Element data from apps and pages
****************************************
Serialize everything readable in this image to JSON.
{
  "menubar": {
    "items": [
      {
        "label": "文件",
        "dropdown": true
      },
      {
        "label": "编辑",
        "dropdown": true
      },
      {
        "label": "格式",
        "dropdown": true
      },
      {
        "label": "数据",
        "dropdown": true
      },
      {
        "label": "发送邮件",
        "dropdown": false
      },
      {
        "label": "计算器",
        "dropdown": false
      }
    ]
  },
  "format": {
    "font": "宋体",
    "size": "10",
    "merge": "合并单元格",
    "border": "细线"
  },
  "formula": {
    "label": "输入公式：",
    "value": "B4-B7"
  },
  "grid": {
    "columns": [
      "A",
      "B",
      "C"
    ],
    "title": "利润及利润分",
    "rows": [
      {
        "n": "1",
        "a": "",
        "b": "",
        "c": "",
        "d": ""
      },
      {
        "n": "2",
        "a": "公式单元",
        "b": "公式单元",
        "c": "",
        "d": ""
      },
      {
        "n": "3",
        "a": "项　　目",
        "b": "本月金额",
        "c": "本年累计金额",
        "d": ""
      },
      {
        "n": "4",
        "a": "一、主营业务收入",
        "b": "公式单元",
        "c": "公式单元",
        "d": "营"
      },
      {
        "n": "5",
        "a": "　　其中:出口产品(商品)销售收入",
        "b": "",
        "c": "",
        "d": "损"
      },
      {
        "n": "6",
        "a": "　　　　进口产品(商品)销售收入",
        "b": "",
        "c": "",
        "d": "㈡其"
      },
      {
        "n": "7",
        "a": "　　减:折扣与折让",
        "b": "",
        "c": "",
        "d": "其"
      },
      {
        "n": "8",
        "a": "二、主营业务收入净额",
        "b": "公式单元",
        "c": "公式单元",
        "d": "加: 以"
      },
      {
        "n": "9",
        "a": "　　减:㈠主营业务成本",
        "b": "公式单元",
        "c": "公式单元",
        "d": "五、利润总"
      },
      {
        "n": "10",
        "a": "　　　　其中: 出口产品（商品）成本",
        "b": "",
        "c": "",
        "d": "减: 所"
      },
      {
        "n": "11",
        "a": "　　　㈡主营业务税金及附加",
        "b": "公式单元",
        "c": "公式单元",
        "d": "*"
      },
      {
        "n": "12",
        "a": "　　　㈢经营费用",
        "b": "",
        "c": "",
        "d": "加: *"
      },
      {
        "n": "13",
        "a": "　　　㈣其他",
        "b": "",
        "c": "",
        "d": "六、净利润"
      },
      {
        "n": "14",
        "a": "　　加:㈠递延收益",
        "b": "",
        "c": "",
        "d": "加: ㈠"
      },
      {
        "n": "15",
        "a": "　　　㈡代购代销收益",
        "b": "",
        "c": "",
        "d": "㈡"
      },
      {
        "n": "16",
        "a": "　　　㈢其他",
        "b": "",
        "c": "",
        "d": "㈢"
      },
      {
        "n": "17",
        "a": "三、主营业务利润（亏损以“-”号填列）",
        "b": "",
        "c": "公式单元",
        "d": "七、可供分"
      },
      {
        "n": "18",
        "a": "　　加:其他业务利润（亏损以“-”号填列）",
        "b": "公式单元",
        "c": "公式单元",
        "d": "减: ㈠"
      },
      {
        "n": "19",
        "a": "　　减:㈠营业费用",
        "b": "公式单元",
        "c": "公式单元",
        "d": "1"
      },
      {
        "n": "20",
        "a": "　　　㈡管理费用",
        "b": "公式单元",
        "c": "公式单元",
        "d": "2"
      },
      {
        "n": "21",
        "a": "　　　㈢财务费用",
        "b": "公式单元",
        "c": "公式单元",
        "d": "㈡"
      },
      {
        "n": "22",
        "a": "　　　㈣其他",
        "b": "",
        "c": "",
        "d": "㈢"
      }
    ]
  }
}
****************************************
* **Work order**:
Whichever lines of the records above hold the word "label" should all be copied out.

* **Final answer**:
        "label": "文件",
        "label": "编辑",
        "label": "格式",
        "label": "数据",
        "label": "发送邮件",
        "label": "计算器",
    "label": "输入公式：",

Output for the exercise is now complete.